AVAILABLE DATA START

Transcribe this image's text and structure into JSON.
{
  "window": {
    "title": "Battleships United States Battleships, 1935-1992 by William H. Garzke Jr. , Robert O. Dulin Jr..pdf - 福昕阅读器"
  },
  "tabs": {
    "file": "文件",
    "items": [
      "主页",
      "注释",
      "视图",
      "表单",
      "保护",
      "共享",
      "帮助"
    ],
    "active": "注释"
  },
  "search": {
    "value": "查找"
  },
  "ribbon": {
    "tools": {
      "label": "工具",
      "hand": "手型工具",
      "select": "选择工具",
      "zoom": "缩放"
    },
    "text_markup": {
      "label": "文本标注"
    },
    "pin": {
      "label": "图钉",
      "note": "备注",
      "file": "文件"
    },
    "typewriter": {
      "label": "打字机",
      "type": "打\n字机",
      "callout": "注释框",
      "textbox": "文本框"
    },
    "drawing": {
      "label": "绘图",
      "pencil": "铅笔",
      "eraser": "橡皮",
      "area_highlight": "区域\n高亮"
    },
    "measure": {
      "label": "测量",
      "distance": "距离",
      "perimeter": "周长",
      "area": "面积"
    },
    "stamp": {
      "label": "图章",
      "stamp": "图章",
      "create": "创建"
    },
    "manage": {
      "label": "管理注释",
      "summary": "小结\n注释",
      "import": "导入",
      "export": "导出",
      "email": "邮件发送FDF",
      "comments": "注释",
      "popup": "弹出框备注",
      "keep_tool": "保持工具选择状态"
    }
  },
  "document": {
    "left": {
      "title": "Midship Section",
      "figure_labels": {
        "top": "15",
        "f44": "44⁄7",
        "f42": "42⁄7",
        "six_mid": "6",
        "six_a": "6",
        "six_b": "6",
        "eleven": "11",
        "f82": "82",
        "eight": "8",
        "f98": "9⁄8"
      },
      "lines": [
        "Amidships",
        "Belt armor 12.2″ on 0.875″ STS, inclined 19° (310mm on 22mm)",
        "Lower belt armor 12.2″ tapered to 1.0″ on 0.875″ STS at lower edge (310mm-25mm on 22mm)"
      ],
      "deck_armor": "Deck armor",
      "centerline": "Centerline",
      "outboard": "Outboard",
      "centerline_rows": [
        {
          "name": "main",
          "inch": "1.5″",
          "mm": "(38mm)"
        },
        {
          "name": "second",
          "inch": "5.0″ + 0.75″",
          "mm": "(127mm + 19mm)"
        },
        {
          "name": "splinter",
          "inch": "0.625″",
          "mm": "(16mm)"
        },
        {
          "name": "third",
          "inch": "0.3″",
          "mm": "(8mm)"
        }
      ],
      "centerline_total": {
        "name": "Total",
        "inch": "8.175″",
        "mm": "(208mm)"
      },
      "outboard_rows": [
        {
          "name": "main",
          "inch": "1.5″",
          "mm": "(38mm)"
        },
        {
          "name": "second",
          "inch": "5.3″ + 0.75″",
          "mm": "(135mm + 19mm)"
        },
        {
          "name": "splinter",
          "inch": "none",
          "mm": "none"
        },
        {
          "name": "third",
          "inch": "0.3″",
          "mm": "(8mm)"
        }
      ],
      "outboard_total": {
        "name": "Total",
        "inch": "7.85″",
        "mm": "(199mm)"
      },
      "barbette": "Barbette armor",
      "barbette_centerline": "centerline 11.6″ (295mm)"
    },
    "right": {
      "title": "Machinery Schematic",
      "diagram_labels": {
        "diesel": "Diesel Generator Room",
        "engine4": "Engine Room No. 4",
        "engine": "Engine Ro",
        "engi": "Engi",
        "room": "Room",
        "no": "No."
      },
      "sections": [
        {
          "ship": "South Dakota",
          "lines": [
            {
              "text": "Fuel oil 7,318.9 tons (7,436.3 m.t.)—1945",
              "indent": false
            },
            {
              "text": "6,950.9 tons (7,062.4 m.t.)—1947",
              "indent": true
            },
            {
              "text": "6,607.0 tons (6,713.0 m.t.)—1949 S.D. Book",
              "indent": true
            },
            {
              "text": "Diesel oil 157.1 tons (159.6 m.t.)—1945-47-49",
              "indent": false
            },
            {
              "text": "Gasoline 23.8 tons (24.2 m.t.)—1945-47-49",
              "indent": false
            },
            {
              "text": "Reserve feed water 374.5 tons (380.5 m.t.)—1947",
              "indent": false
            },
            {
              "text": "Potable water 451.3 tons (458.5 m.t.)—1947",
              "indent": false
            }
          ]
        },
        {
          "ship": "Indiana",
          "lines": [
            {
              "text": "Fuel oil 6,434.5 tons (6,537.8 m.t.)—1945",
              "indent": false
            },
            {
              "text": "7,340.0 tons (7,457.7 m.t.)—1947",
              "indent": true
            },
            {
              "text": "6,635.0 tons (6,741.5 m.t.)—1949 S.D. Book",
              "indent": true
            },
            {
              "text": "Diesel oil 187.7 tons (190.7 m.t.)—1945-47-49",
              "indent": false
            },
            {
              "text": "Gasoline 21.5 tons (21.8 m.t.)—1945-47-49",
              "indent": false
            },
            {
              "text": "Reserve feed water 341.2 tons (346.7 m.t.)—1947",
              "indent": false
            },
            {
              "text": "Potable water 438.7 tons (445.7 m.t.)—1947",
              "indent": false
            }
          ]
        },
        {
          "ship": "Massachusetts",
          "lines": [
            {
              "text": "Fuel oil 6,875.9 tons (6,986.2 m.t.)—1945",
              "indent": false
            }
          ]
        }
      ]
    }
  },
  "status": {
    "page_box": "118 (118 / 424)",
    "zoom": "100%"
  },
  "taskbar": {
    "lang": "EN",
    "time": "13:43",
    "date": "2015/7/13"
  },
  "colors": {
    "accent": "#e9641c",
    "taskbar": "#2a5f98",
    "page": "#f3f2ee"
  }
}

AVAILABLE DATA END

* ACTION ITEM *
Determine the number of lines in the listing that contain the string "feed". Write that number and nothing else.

* RESULT OF THIS EXERCISE *
2